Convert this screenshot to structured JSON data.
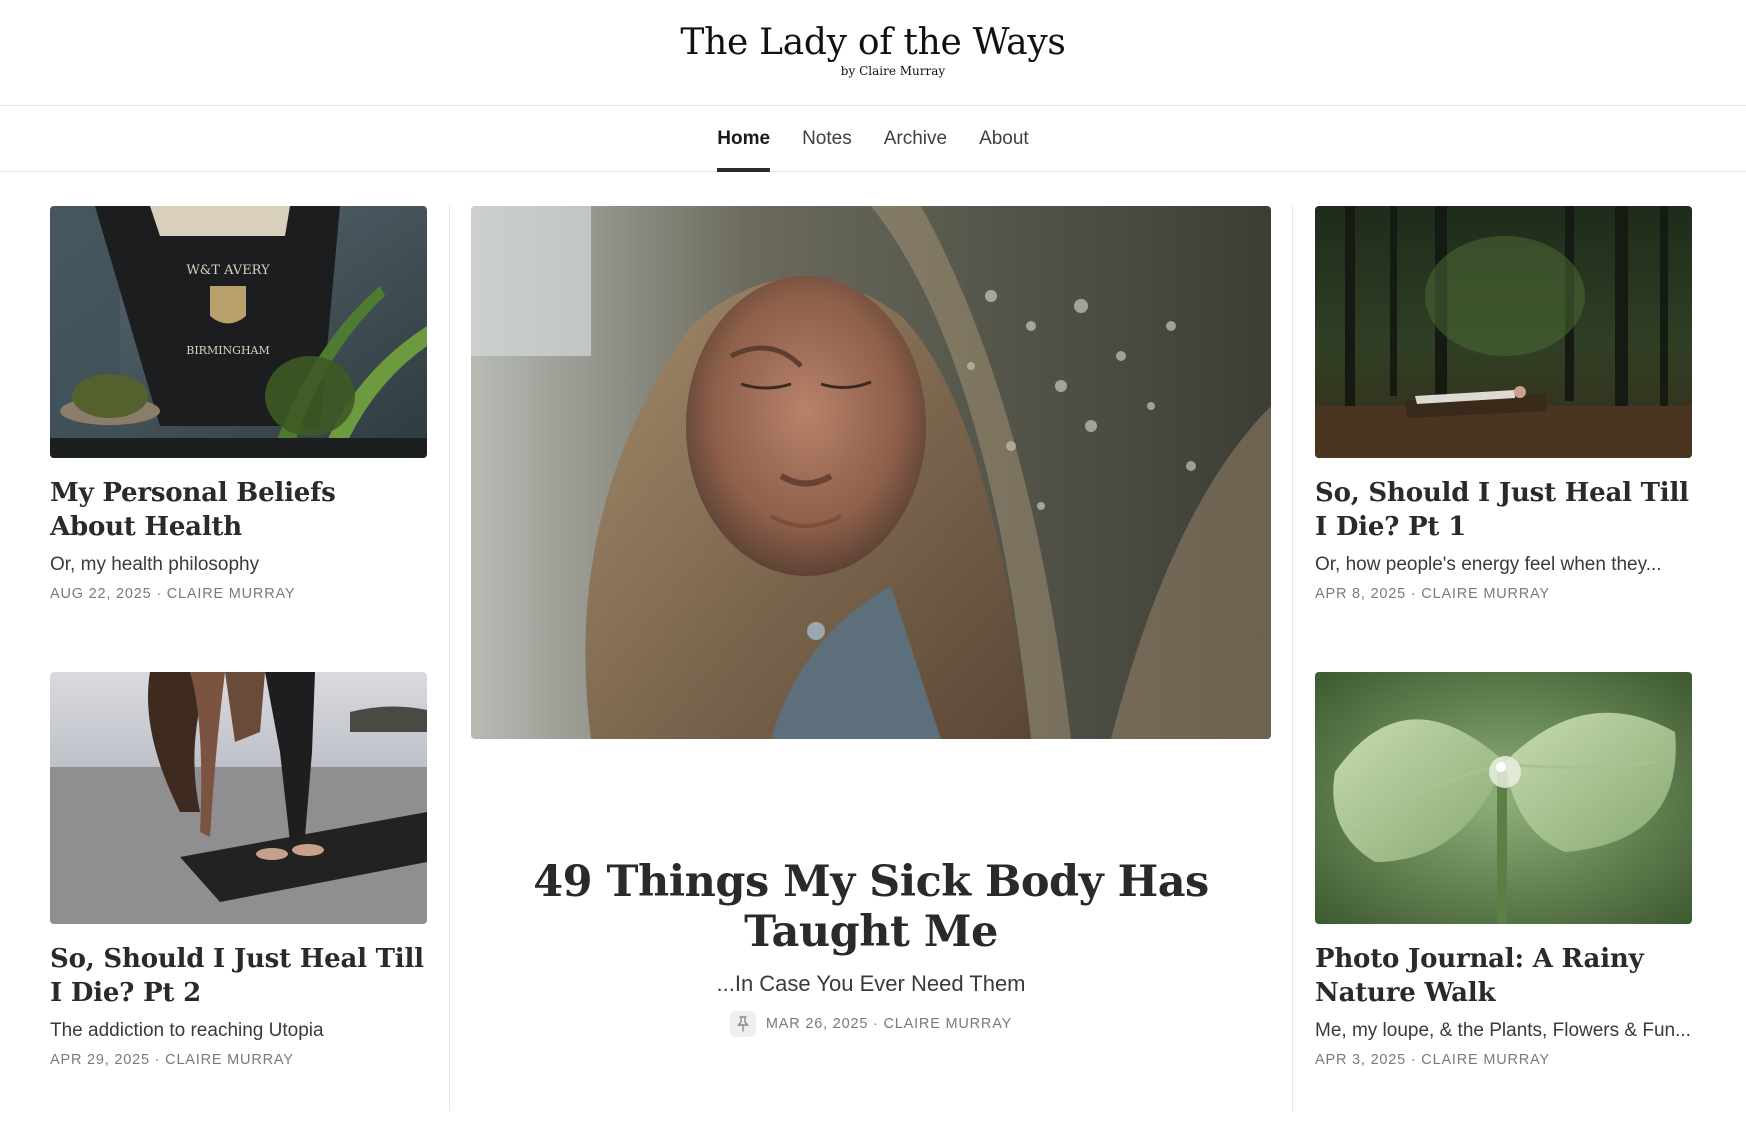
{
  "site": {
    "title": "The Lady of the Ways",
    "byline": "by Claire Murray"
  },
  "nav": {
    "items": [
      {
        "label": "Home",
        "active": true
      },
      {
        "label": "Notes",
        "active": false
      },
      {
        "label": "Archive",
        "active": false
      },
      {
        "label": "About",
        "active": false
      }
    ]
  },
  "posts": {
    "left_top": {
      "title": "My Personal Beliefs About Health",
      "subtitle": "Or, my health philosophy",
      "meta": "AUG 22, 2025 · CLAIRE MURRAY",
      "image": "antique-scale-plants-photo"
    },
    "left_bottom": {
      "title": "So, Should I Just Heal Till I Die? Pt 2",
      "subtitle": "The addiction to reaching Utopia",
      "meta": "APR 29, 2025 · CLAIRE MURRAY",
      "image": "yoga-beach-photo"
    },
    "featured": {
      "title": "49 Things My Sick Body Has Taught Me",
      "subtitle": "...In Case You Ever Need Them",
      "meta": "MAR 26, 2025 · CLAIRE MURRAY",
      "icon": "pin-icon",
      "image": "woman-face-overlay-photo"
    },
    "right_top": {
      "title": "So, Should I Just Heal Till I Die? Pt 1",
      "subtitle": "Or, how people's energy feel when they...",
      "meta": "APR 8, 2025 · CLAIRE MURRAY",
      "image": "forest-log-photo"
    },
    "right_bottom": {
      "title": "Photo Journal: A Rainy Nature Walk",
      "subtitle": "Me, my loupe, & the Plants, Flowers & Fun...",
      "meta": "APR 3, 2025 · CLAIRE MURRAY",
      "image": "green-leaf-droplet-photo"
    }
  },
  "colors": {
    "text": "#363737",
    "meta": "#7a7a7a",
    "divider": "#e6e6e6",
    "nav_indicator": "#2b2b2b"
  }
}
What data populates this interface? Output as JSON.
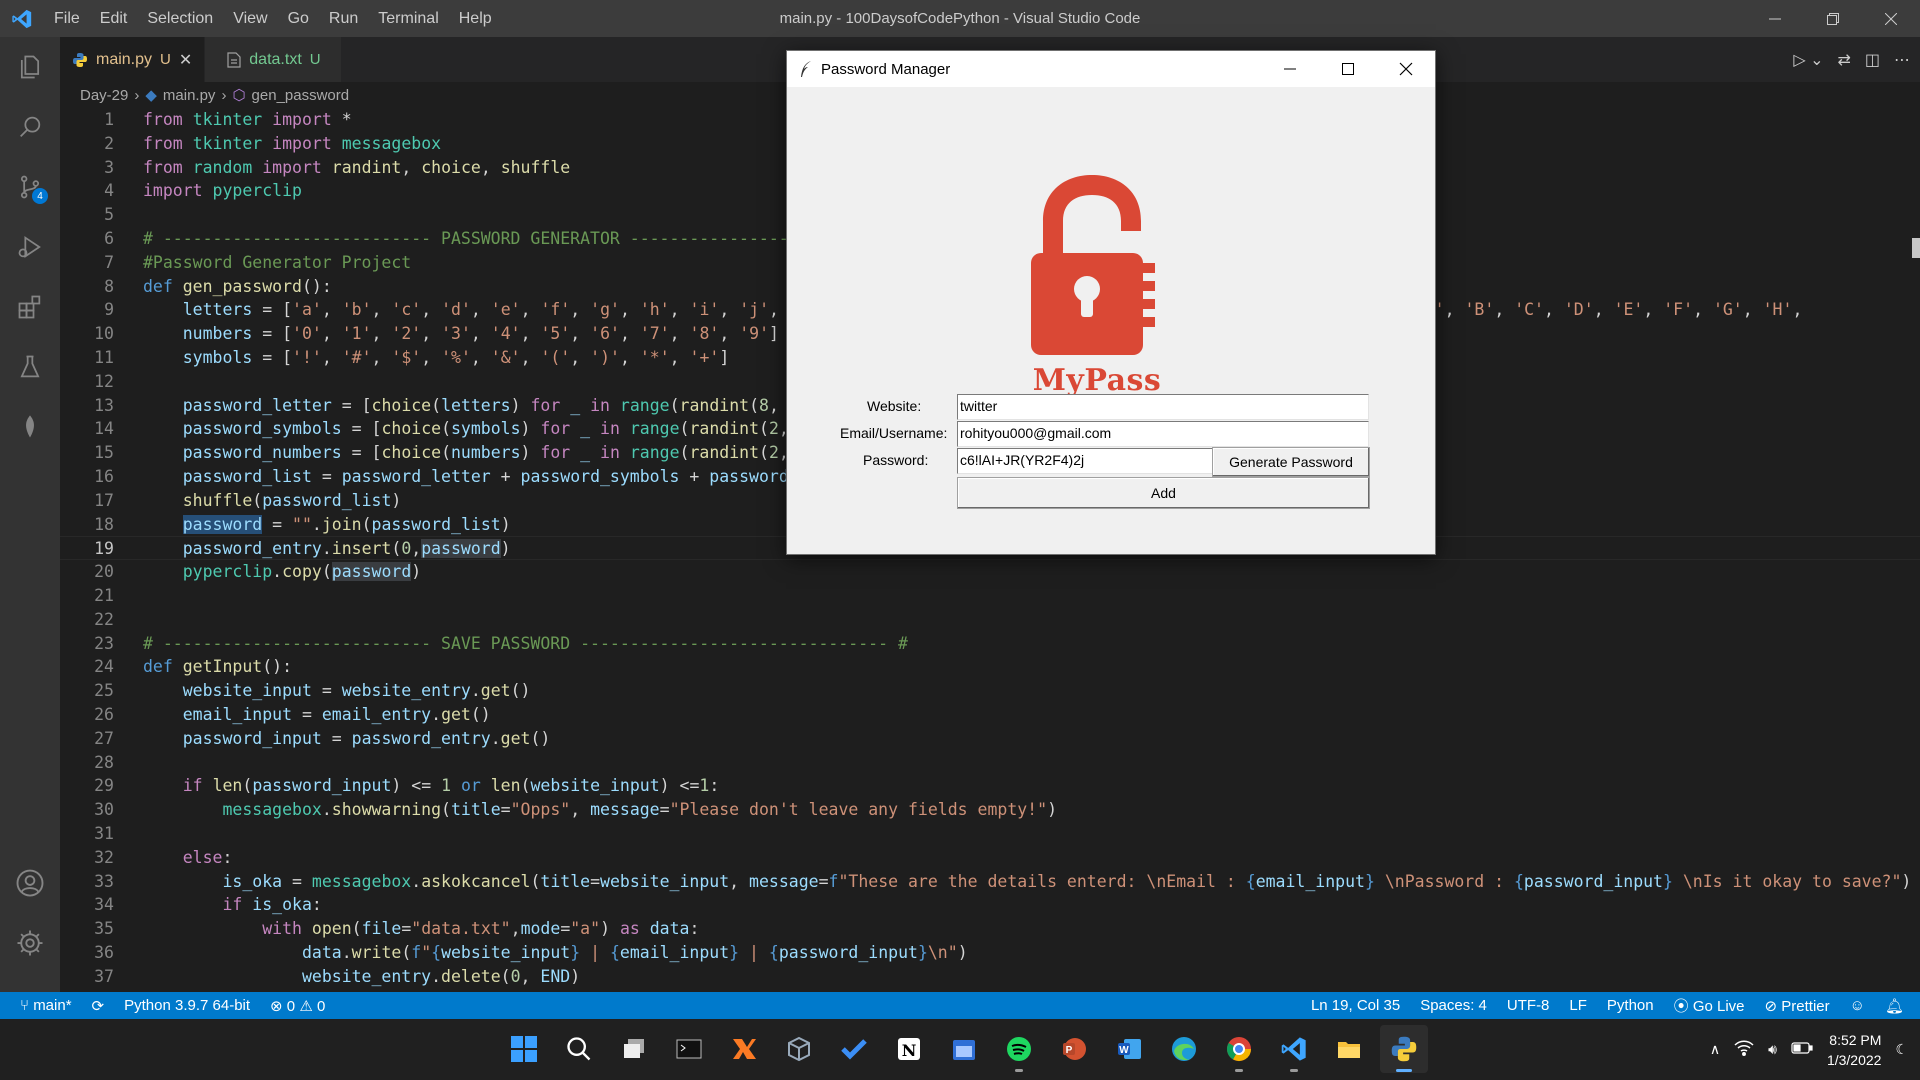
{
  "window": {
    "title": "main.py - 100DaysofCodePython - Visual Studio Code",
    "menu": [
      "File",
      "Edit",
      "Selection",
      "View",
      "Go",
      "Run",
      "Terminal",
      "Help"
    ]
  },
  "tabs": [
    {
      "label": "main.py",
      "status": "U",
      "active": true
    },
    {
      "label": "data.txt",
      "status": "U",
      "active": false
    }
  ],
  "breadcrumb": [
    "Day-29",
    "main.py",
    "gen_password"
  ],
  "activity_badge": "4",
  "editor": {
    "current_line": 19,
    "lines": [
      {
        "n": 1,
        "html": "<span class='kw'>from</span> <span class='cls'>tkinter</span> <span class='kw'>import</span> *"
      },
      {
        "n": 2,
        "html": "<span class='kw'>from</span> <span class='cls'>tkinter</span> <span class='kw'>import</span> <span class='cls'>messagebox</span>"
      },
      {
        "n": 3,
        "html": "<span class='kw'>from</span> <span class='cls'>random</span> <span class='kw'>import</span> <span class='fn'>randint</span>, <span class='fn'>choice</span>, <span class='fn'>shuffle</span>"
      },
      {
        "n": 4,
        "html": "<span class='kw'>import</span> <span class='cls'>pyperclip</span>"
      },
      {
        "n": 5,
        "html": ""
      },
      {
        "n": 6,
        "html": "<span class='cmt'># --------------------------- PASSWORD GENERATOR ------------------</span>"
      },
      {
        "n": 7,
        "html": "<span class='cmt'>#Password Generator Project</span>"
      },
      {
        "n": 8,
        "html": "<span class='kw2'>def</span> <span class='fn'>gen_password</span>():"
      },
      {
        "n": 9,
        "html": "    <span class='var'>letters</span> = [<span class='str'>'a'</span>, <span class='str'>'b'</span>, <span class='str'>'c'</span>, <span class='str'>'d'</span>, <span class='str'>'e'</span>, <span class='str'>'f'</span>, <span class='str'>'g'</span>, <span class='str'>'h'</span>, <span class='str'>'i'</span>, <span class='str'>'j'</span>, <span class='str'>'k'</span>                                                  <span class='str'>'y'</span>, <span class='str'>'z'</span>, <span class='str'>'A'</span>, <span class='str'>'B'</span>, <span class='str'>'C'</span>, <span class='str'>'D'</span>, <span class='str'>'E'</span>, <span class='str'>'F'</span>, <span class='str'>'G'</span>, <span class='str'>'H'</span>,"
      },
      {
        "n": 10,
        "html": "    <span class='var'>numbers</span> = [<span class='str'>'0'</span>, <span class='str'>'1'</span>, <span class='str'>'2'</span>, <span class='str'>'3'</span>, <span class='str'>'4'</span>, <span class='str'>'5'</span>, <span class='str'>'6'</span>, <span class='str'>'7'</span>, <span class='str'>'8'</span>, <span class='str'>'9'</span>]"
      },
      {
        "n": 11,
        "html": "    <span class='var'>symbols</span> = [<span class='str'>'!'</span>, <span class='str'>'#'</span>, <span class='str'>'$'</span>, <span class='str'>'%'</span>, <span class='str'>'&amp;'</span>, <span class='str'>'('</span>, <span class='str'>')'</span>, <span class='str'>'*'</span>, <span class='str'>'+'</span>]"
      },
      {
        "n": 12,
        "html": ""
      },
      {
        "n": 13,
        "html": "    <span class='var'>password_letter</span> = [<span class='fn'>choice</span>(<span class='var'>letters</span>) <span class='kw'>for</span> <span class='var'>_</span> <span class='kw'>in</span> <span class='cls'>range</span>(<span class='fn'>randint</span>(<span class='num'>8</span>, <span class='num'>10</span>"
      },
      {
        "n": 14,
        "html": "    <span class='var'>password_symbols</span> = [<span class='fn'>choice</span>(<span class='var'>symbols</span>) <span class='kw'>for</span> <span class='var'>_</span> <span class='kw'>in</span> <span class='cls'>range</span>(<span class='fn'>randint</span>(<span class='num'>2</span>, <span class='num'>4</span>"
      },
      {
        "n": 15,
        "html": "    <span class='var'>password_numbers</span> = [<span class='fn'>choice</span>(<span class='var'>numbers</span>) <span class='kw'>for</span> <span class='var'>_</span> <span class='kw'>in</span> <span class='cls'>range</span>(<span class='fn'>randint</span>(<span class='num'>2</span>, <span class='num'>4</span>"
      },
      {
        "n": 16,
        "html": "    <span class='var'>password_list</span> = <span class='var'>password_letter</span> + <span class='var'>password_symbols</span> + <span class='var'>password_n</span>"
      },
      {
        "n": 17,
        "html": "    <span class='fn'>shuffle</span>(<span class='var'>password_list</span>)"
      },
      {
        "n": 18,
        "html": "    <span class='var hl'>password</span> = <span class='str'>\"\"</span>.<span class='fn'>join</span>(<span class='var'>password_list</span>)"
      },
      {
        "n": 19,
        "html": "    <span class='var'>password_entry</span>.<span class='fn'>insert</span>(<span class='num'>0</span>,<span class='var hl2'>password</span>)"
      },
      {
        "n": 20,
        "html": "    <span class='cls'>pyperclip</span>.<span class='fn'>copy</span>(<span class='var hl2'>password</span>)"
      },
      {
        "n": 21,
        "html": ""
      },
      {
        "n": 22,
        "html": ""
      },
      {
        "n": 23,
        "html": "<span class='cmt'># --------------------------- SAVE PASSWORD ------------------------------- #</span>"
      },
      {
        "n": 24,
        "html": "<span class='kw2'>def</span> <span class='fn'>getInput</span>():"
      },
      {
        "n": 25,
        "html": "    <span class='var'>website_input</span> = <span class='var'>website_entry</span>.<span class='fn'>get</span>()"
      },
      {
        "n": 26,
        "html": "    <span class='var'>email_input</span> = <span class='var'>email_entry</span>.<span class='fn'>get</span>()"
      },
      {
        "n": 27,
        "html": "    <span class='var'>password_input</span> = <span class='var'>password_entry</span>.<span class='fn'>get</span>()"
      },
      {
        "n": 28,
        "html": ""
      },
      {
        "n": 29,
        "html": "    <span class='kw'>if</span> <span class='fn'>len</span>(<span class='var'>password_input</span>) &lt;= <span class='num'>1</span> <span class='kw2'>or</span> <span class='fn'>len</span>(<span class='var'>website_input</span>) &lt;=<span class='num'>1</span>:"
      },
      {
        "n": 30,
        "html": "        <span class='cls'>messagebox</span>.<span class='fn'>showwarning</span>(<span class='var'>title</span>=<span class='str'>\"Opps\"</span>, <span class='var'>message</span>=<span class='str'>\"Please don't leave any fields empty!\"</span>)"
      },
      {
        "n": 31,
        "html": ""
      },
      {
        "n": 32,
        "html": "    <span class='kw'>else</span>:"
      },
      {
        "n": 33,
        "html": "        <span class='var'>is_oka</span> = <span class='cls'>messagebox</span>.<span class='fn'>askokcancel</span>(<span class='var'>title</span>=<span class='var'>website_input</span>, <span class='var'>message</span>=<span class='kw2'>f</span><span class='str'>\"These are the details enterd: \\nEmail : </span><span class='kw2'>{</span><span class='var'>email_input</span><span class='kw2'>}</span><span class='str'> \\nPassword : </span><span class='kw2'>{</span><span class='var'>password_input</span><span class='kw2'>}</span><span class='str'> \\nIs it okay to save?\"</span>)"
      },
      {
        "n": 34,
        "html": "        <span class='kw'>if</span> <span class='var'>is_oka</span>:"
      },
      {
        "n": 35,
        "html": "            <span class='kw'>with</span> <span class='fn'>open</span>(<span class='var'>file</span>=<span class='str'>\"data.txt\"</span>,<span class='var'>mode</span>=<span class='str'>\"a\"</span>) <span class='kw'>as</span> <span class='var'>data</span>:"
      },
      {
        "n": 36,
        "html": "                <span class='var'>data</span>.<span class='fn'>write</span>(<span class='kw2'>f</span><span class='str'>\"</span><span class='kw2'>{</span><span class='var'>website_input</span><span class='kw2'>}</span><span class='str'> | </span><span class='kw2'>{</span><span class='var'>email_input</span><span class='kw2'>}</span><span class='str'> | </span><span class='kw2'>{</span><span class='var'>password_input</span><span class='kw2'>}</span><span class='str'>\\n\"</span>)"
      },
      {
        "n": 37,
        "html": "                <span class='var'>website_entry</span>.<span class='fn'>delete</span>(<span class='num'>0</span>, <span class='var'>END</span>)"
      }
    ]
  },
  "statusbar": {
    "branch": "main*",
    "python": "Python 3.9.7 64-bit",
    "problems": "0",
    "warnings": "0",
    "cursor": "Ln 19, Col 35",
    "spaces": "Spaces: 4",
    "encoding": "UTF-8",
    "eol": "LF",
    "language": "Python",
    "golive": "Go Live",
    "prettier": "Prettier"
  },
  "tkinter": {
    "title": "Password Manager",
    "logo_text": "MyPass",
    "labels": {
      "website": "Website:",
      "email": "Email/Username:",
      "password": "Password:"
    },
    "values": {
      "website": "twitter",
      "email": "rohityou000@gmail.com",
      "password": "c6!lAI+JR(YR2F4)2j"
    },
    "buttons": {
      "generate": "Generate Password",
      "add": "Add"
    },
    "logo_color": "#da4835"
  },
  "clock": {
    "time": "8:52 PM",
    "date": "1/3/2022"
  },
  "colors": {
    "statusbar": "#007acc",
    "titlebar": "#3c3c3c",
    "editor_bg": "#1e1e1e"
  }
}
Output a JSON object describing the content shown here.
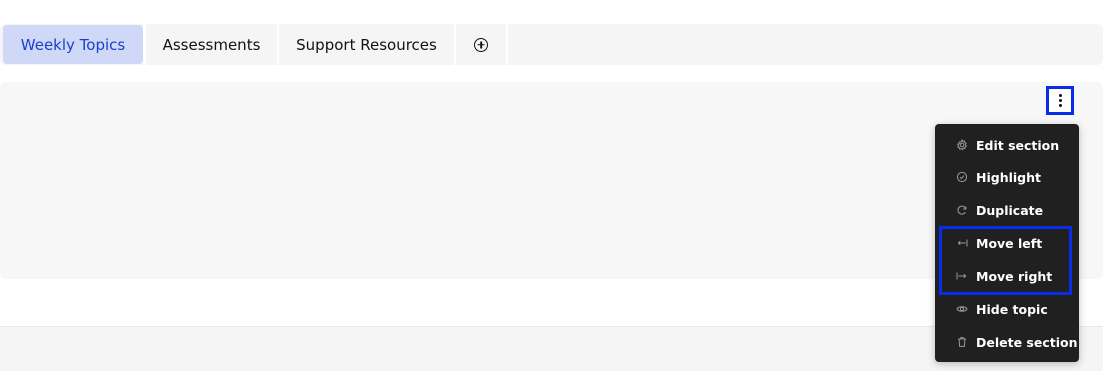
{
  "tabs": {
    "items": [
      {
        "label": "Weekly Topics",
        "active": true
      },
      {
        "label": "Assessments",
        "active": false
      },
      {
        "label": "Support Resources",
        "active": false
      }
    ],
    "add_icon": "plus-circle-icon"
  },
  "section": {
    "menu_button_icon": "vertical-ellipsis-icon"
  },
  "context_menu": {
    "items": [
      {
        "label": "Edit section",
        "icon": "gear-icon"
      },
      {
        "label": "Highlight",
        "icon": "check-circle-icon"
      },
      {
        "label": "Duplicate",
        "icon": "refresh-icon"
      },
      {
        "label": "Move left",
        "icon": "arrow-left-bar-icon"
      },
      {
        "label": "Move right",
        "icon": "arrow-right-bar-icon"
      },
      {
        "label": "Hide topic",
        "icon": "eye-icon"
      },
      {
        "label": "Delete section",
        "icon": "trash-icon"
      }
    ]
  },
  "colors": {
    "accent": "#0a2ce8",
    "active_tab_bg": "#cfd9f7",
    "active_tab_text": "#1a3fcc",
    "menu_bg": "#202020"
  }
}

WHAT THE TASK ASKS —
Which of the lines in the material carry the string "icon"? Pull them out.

COMPLETED EXERCISE —
      "icon": "pin-icon",
    "add_icon": "plus-circle-icon"
    "menu_button_icon": "vertical-ellipsis-icon"
        "icon": "gear-icon"
        "icon": "check-circle-icon"
        "icon": "refresh-icon"
        "icon": "arrow-left-bar-icon"
        "icon": "arrow-right-bar-icon"
        "icon": "eye-icon"
        "icon": "trash-icon"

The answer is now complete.